I visited Rutherglen cenotaph on Saturday 15 August which was the 70th anniversary of VJ Day to leave my small tribute of red roses and a message of remembrance and thanks.
Once again I was shocked at what I found. Faded poppy tributes and broken crosses strewn around which had obviously been there since Remembrance Sunday last November. I made a similar complaint last year on the anniversary of the outbreak of the First World War .
The upkeep of war memorials is the responsibility of South Lanarkshire Council and surely also, in this case, due to ours being so close to West and Wardlawhill Church, someone in the congregation could keep an eye on it and remove any dead or faded tributes. I do not think it is acceptable for faded flowers to be left for more than nine months. It is so disrespectful.

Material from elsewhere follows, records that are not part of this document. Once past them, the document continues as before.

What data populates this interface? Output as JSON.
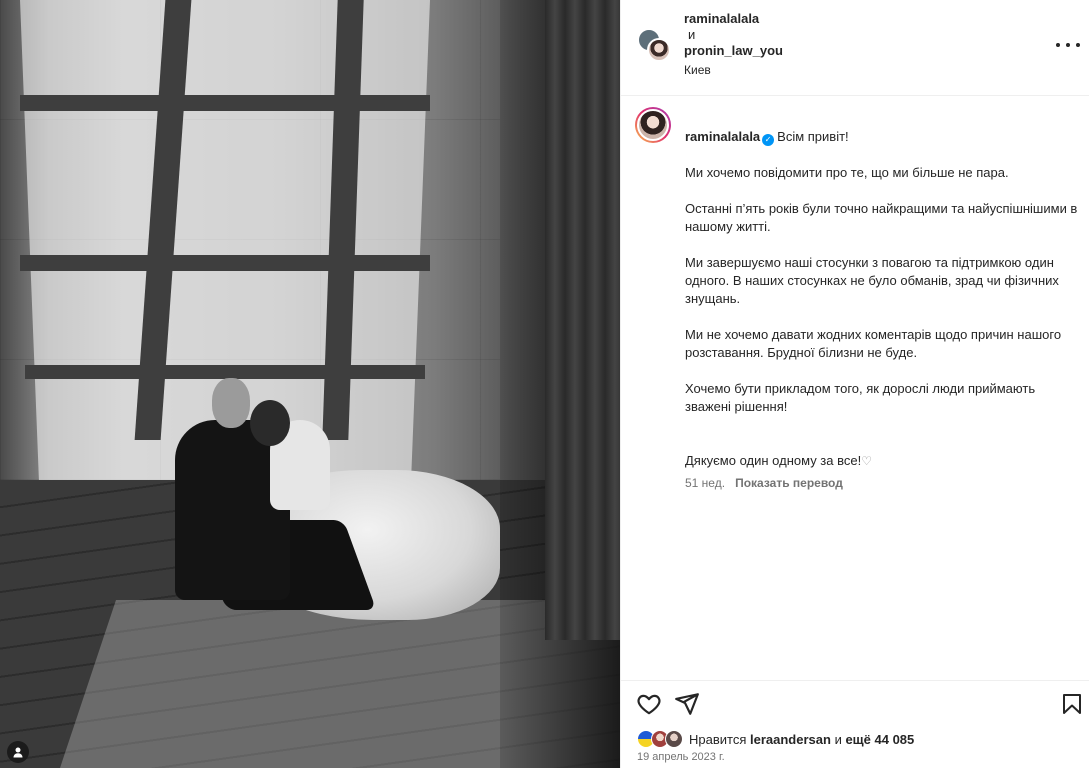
{
  "header": {
    "user1": "raminalalala",
    "connector": "и",
    "user2": "pronin_law_you",
    "location": "Киев"
  },
  "caption": {
    "username": "raminalalala",
    "verified": true,
    "greeting": "Всім привіт!",
    "line1": "Ми хочемо повідомити про те, що ми більше не пара.",
    "paragraphs": [
      "Останні п’ять років були точно найкращими та найуспішнішими в нашому житті.",
      "Ми завершуємо наші стосунки з повагою та підтримкою один одного. В наших стосунках не було обманів, зрад чи фізичних знущань.",
      "Ми не хочемо давати жодних коментарів щодо причин нашого розставання. Брудної білизни не буде.",
      "Хочемо бути прикладом того, як дорослі люди приймають зважені рішення!",
      "Дякуємо один одному за все!"
    ],
    "time_ago": "51 нед.",
    "translate": "Показать перевод"
  },
  "likes": {
    "prefix": "Нравится",
    "user": "leraandersan",
    "middle": "и",
    "count": "ещё 44 085"
  },
  "date": "19 апрель 2023 г.",
  "icons": [
    "more-options-icon",
    "heart-icon",
    "share-icon",
    "bookmark-icon",
    "user-tag-icon"
  ],
  "colors": {
    "verified": "#0095f6",
    "text": "#262626",
    "secondary": "#737373",
    "border": "#efefef"
  }
}
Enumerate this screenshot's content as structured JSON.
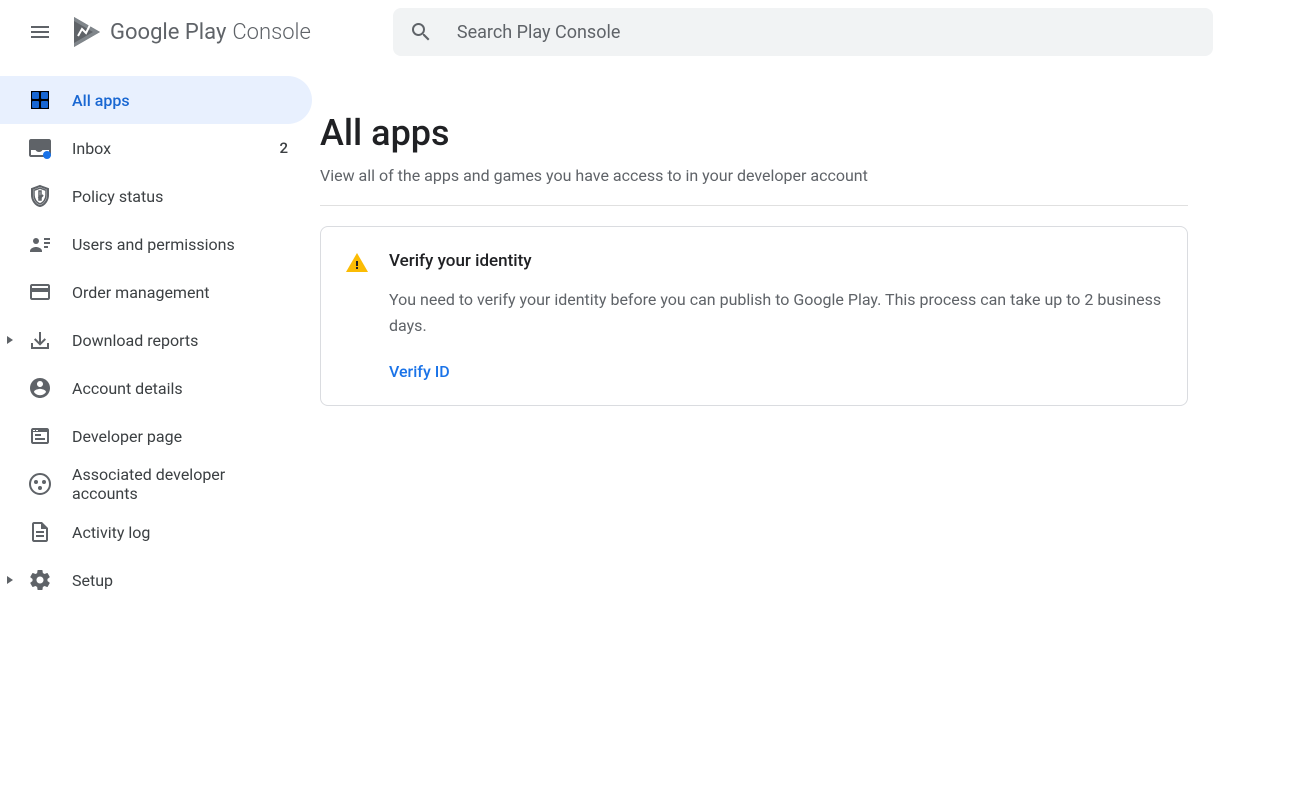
{
  "header": {
    "logo_text_1": "Google Play",
    "logo_text_2": "Console",
    "search_placeholder": "Search Play Console"
  },
  "sidebar": {
    "items": [
      {
        "label": "All apps",
        "badge": ""
      },
      {
        "label": "Inbox",
        "badge": "2"
      },
      {
        "label": "Policy status",
        "badge": ""
      },
      {
        "label": "Users and permissions",
        "badge": ""
      },
      {
        "label": "Order management",
        "badge": ""
      },
      {
        "label": "Download reports",
        "badge": ""
      },
      {
        "label": "Account details",
        "badge": ""
      },
      {
        "label": "Developer page",
        "badge": ""
      },
      {
        "label": "Associated developer accounts",
        "badge": ""
      },
      {
        "label": "Activity log",
        "badge": ""
      },
      {
        "label": "Setup",
        "badge": ""
      }
    ]
  },
  "main": {
    "title": "All apps",
    "subtitle": "View all of the apps and games you have access to in your developer account",
    "alert": {
      "title": "Verify your identity",
      "text": "You need to verify your identity before you can publish to Google Play. This process can take up to 2 business days.",
      "link": "Verify ID"
    }
  }
}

I note that the various tributes and paraphernalia around the peace tree on the Main Street have been removed leaving only one small white wreath which is in keeping. I note also that there was a ceremony there attended by our new MP Margaret Ferrier. I hope that she attended the VJ Day commemorations in London.
Which leaves our council leader, Eddie McAvoy, who is himself a Ruglonian. Would it really have been beyond the remit of the council to have provided a small floral tribute for the men of this town who paid the ultimate price ? As a council tax payer and the daughter of a Burma veteran, I certainly wouldn’t have thought so. There are people still living in Rutherglen whose relatives not only served in the war but were taken prisoners and those who survived had their lives and those of their families blighted by what they suffered.
It would be a humbling experience for all townsfolk and particularly our councillors, none of whom are over 70 and all of whom have lived their entire lives in peace, to visit the World War Two exhibition in the foyer at Rutherglen library which is open until 31 August. It is indeed a pity that the council leader found himself unable to spare even half an hour in the four months the exhibition has been running, to visit, despite being personally invited by me.
It was a privilege for me as an ‘ordinary’ Ruglonian to do my duty in a small way, remembering that this will be the last major commemoration of the conflicts.
As the British Legion Scotland chief said “VJ Day is one of the most significant days in our history.” Respect costs nothing. It is a pity that our council leader found himself unable to show any to his own townsfolk.
Anyone who watched the the VJ day commemorations in London on tv would be humbled and moved to tears as I was, by the resilience and the strength of the life force shown by those veterans of the conflict who are still alive and found themselves able to march, and in one lovely and moving case, to dance, through the streets of London despite all the suffering they endured, they considered themselves lucky to survive, knowing what their comrades who didn’t went through. Dorothy Connor via email Carol Donaldson ,(62) from Burnside said: “With regards to the NHS Glasgow hospitals are easier to get to than South Lanarkshire hospitals for people in Rutherglen, so in some respects it’s a good thing.”